Water pipes burst, roofs collapsed, and vehicles struggled on the icy roads. The resulting damage to homes, property, and autos has made it one of the costliest catastrophes ever to hit Texas, with insured losses estimated at $10–$20 billion.

This must have been a shock for the Texan insurers who have had to put their catastrophe claims plans into early action this year. They had to plow through hundreds of thousands of claims during a period that is normally the most benign for catastrophic losses. This volume of claims stresses carriers' staff resources, supply chains, service providers, and in many cases, the insured's patience.

So how can they deliver a good customer experience while feeling the strain internally? Insurers understand that the traditional levers of customer satisfaction are cycle time, settlement amount, and keeping the customer informed. A catastrophe event, whether a winter storm, spring storm, or hurricane, shines a light on all three.

The higher volume of claims makes it difficult for carriers to provide an agile response that is frictionless and transparent to the customer. In my opinion, there are three ways insurers can meet these conflicting demands.

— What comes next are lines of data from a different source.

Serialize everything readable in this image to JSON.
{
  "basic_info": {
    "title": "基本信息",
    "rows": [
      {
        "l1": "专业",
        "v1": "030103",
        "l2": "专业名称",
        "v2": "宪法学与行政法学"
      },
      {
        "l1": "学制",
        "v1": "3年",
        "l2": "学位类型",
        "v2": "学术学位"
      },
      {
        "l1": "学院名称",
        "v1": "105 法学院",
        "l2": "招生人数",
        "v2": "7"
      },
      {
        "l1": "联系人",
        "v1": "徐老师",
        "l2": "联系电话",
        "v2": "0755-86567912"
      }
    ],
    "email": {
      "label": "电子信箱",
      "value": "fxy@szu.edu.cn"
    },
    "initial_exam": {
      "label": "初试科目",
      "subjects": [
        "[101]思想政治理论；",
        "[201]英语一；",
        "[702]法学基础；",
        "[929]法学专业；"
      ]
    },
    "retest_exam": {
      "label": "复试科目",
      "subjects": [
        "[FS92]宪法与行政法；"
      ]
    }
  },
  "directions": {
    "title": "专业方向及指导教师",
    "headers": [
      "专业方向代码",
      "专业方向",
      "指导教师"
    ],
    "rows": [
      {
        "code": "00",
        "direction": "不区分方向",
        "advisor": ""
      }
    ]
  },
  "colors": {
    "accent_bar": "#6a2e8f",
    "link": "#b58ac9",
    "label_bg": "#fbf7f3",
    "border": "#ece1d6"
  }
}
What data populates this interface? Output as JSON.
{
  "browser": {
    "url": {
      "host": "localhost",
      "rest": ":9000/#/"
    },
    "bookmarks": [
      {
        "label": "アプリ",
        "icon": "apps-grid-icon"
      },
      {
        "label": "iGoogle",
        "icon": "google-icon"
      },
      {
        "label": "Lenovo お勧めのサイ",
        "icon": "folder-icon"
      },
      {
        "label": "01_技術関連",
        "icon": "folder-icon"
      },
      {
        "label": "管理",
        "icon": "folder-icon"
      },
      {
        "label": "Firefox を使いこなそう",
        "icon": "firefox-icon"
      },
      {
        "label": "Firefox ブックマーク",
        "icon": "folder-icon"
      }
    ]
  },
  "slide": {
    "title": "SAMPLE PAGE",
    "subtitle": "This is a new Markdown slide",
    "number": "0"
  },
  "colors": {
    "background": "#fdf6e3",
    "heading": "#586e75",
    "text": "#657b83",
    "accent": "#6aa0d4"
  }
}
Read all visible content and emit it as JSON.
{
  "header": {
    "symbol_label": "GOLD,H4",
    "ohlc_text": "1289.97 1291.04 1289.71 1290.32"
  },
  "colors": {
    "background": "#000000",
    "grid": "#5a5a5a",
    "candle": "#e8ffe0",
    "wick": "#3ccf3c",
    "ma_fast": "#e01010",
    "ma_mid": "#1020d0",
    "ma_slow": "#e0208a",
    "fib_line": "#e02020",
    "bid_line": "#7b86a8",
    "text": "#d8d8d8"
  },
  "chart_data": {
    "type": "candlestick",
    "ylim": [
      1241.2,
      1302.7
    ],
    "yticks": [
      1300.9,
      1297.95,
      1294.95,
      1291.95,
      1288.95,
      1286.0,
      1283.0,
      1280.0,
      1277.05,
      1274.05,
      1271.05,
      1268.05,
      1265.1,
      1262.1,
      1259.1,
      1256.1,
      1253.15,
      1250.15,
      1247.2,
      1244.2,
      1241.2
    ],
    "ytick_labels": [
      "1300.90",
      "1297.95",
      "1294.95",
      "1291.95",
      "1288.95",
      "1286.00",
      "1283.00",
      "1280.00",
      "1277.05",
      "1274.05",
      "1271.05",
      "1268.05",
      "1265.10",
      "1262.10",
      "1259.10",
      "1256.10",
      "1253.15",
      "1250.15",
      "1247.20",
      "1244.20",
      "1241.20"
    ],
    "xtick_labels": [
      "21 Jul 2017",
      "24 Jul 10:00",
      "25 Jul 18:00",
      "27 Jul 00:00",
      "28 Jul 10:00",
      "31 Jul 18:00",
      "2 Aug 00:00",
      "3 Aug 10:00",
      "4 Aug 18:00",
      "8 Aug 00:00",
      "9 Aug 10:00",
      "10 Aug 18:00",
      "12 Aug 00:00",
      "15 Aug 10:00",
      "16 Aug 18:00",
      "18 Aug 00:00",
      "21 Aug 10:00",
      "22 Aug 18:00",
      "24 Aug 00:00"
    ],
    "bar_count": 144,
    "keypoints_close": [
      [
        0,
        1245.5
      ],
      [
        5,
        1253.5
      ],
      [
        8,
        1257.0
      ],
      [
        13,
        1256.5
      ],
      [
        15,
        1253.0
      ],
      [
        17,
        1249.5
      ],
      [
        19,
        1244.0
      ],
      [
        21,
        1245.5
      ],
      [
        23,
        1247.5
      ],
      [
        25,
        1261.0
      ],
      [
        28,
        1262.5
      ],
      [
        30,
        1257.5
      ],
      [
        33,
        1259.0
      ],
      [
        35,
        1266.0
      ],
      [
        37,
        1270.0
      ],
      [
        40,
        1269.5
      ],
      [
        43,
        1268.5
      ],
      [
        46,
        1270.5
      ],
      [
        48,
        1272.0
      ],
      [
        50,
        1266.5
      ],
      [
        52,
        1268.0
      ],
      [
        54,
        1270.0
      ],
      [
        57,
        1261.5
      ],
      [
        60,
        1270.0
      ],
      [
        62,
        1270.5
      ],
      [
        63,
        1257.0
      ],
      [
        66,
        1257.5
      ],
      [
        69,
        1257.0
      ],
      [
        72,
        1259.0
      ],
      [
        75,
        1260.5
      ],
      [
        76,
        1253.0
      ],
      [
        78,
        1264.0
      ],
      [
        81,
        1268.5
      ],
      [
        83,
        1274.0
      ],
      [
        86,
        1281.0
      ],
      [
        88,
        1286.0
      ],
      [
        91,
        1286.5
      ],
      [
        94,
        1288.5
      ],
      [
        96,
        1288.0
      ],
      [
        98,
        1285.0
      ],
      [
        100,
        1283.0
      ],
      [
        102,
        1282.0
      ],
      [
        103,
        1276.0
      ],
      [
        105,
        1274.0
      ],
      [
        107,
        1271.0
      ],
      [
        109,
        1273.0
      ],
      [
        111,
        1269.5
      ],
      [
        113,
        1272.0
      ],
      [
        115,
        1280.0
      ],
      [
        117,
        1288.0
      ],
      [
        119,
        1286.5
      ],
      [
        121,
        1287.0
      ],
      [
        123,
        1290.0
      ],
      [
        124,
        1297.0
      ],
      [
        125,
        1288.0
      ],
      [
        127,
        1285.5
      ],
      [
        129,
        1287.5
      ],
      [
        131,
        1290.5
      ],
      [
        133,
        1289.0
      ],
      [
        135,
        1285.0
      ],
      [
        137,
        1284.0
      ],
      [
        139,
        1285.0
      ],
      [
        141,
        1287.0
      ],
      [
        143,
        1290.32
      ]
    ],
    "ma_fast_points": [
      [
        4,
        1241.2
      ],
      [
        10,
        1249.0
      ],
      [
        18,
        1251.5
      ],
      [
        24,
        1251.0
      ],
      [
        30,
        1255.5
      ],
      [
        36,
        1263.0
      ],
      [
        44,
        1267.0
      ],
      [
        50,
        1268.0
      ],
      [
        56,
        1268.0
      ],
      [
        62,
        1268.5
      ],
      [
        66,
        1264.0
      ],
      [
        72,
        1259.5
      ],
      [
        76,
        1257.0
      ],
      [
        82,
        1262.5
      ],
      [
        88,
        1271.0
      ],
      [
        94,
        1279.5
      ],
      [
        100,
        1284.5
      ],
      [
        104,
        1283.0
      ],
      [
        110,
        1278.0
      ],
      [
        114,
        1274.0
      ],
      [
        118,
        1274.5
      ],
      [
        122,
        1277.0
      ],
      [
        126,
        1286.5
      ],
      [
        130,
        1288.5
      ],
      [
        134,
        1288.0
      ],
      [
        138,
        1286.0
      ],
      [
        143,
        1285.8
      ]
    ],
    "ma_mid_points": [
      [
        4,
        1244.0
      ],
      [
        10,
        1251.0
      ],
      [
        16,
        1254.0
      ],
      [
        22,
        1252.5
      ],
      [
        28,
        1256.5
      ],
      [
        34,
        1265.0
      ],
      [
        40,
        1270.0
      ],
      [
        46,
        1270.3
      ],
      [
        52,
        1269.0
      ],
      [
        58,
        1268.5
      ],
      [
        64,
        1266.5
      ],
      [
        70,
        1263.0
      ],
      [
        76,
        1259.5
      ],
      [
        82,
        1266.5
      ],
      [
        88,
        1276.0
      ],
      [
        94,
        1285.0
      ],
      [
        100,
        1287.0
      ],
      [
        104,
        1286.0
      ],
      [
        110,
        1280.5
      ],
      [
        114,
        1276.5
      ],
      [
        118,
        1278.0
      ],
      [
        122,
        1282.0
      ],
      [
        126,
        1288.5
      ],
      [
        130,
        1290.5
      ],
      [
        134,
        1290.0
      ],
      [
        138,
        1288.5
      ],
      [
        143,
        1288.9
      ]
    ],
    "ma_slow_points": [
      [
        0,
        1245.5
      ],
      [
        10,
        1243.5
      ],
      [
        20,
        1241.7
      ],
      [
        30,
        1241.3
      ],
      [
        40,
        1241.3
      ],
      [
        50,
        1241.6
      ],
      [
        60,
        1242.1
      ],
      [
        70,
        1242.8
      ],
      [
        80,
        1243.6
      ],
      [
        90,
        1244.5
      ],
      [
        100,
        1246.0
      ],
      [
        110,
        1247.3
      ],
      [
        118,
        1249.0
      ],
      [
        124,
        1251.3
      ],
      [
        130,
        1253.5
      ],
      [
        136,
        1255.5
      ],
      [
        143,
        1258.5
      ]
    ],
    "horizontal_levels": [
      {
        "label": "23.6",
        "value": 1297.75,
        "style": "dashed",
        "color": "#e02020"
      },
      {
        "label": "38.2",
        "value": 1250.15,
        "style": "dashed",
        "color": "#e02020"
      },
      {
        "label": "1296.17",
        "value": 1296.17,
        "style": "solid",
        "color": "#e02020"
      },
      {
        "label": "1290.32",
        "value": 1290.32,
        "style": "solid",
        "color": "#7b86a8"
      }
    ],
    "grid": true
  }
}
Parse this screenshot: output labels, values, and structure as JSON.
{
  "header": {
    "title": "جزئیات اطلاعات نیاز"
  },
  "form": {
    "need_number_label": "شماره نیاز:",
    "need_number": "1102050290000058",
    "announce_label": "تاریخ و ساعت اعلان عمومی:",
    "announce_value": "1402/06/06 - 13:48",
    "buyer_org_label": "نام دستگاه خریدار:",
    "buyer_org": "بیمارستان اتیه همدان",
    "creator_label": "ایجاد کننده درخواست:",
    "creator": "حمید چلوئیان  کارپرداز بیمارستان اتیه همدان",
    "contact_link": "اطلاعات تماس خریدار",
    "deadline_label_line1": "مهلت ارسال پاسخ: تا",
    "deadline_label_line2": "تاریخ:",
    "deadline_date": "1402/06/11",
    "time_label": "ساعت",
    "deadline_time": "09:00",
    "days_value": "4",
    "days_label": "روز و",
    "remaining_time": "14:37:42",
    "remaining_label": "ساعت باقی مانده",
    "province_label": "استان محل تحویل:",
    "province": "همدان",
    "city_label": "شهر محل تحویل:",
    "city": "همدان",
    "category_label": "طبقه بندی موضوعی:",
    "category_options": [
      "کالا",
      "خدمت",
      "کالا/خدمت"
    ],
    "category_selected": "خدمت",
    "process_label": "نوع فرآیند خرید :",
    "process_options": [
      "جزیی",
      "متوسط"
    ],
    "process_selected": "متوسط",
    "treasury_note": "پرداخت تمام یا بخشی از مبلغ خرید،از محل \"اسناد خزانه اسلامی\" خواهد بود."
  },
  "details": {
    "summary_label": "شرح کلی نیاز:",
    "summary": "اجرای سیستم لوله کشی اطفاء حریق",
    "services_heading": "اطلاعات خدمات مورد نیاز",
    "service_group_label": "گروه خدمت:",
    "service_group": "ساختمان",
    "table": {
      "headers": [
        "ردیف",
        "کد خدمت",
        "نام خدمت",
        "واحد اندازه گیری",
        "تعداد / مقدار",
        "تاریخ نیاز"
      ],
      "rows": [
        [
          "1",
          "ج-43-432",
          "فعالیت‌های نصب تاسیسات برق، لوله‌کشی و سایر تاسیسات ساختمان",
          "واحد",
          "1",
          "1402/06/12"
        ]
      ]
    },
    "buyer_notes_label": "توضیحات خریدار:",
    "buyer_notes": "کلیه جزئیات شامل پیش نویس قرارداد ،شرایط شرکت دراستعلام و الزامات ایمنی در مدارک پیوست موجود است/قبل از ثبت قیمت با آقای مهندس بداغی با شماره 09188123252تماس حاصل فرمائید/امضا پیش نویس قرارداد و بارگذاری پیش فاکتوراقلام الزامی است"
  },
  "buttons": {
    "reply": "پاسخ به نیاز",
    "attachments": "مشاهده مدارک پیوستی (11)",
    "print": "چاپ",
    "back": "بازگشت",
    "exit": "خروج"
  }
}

  • Adopting insurtech solutions: omnichannel claims reporting reduces the impact on high-volume call centers. Allowing customers to self-report a claim on a mobile or web device gives the customer the flexibility to engage when and how they feel most comfortable
  • Business rules and advanced analytics modeling can determine the type of claim as well as the best supply chain resource to handle the claim as quickly as possible. The more advanced solutions will automatically triage the claim to that supplier for the next step of claims resolution
  • Self-service models using digital tools that are easy for the customer to use and take the stress off their staff and supply chain. Mobile solutions such as PLNAR and Hover allow customers to take photos to create 3D models that the insurance company can use to create appraisals, settle losses, or make more optimal triage decisions

One thing to keep in mind amid digital solutions and heightened claims volumes is the customer. For those lower-complexity losses, a digital, fast-track solution may be the best fit. For the more severe losses, human touchpoints are still really important.

The carriers that have created an advantage using digital tools to manage claims more effectively have at the same time created capacity within their teams to personally interact with those customers that need a higher level of service. For example, the customer can handle a smaller contents loss by creating an inventory of 25 or fewer items utilizing a mobile app.

This frees up claims resources as the customer becomes part of the claims solution. With the additional capacity created within the property claims unit, someone that has experienced a more severe loss now has someone who can help them create larger inventories at the site of the loss, offer more personalized service, and provide the calm they need after the storm.